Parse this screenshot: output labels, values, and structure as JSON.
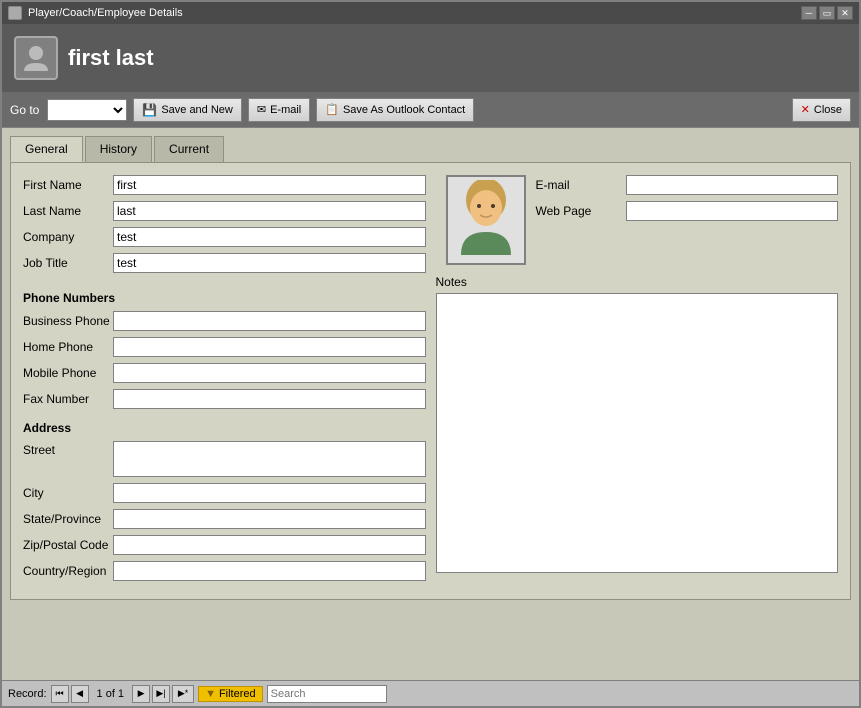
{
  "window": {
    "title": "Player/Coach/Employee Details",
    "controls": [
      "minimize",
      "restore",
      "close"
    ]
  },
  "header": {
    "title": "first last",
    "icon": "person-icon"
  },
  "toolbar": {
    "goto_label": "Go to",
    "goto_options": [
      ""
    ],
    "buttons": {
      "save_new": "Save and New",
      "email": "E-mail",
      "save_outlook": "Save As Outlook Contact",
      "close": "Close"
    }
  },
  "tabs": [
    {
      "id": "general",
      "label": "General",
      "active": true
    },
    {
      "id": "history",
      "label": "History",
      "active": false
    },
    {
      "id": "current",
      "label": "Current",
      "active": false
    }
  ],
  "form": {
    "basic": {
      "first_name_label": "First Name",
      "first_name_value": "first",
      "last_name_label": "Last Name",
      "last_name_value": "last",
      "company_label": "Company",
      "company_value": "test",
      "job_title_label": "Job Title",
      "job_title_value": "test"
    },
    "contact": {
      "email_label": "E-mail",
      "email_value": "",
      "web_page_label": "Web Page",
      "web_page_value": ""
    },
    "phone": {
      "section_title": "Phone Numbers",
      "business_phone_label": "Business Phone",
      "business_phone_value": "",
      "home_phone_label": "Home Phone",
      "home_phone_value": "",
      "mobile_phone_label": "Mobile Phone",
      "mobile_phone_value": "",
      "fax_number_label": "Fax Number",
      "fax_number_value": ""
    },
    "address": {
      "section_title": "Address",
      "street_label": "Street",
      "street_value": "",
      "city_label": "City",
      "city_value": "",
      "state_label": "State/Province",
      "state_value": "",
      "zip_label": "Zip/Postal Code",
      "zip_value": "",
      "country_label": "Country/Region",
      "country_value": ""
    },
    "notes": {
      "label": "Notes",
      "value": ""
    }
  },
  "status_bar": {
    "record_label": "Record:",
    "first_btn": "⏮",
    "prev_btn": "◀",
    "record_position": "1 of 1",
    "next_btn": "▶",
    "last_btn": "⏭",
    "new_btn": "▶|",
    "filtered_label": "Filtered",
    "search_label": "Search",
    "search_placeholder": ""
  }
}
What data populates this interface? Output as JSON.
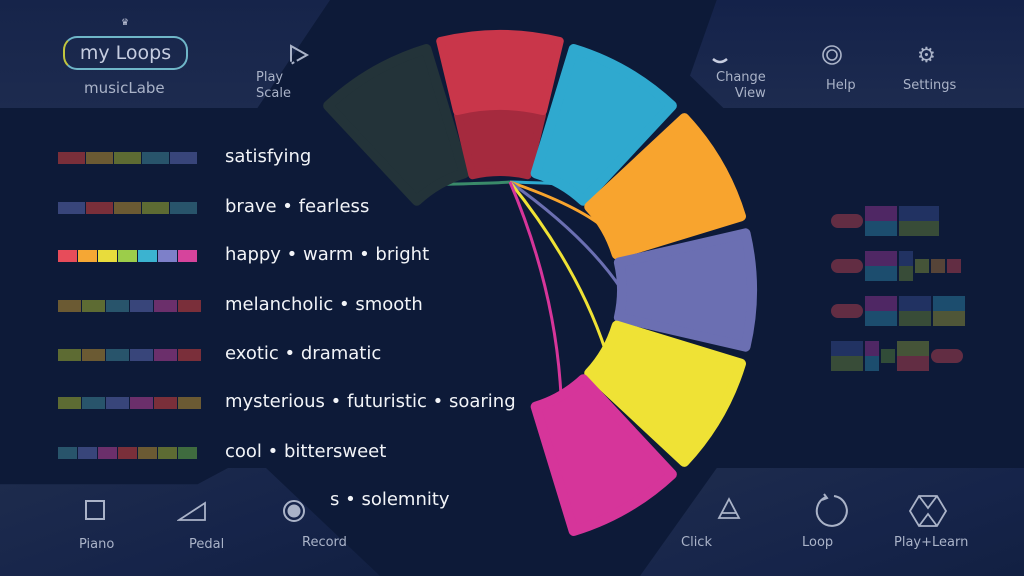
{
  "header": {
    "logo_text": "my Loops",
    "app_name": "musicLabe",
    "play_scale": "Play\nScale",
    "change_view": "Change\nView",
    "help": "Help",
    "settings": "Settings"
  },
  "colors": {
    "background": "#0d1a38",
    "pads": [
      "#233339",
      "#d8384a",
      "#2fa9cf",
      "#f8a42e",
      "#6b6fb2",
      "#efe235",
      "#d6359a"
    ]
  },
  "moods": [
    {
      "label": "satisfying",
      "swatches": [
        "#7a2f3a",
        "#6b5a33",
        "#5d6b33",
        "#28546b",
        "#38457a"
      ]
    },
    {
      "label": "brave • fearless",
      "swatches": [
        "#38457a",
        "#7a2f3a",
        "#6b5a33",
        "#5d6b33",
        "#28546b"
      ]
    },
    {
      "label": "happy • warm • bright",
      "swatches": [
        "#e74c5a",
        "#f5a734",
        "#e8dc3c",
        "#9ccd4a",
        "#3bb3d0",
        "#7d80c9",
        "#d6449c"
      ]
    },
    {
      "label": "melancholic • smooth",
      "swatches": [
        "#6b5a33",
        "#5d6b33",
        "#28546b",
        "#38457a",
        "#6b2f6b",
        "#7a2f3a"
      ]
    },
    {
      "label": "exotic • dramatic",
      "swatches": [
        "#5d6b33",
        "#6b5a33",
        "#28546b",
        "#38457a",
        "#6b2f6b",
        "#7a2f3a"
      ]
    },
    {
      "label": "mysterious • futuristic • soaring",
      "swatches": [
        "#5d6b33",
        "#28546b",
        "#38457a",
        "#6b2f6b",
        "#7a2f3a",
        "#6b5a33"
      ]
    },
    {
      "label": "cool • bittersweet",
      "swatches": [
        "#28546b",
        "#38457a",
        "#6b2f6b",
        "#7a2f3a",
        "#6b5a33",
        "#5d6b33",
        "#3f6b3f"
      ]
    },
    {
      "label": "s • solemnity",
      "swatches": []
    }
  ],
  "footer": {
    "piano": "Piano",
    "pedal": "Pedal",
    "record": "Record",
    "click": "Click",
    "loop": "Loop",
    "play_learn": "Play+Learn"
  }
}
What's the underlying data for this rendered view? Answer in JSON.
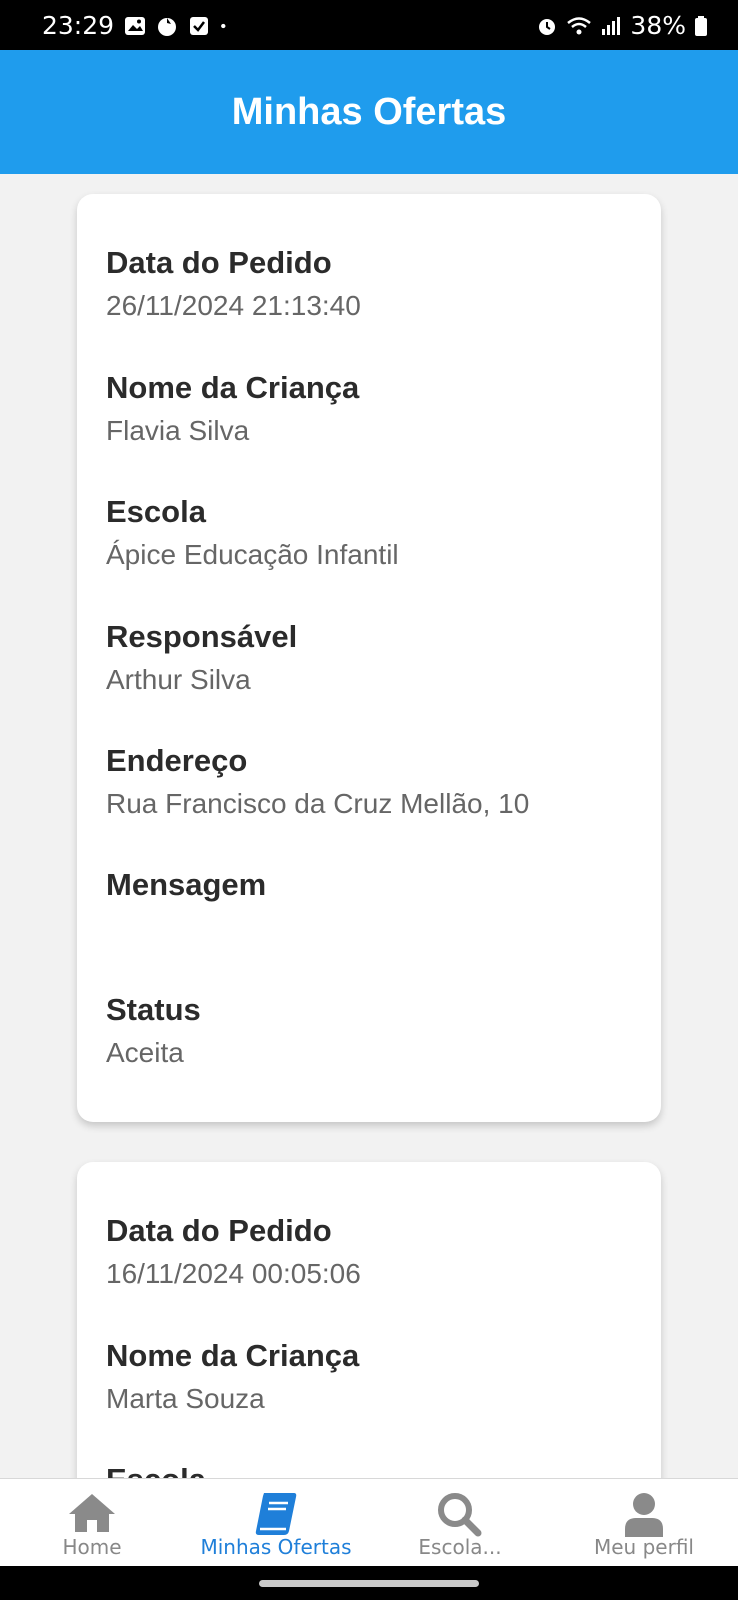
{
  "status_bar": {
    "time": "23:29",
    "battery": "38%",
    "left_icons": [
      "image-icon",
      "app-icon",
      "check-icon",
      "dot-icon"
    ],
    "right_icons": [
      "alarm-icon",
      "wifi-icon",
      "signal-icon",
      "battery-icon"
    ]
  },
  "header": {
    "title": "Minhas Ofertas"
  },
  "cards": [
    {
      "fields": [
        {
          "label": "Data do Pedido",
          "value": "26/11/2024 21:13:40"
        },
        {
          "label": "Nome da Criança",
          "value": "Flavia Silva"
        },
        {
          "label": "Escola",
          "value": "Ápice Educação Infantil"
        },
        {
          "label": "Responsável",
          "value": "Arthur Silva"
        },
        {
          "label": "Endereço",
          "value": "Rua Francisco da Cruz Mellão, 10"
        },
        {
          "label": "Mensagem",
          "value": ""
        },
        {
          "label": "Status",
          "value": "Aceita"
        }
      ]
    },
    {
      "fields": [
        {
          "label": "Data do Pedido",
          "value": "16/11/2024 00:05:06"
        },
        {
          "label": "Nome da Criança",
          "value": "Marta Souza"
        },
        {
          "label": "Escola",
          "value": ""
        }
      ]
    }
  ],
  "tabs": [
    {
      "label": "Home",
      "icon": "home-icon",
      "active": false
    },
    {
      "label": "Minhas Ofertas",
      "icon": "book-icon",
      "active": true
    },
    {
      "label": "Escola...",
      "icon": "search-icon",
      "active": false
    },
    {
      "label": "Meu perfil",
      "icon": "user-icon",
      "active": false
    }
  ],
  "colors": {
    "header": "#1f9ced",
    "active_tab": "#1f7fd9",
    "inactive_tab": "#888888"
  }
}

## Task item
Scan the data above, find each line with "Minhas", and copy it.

## Completed task
    "title": "Minhas Ofertas"
      "label": "Minhas Ofertas",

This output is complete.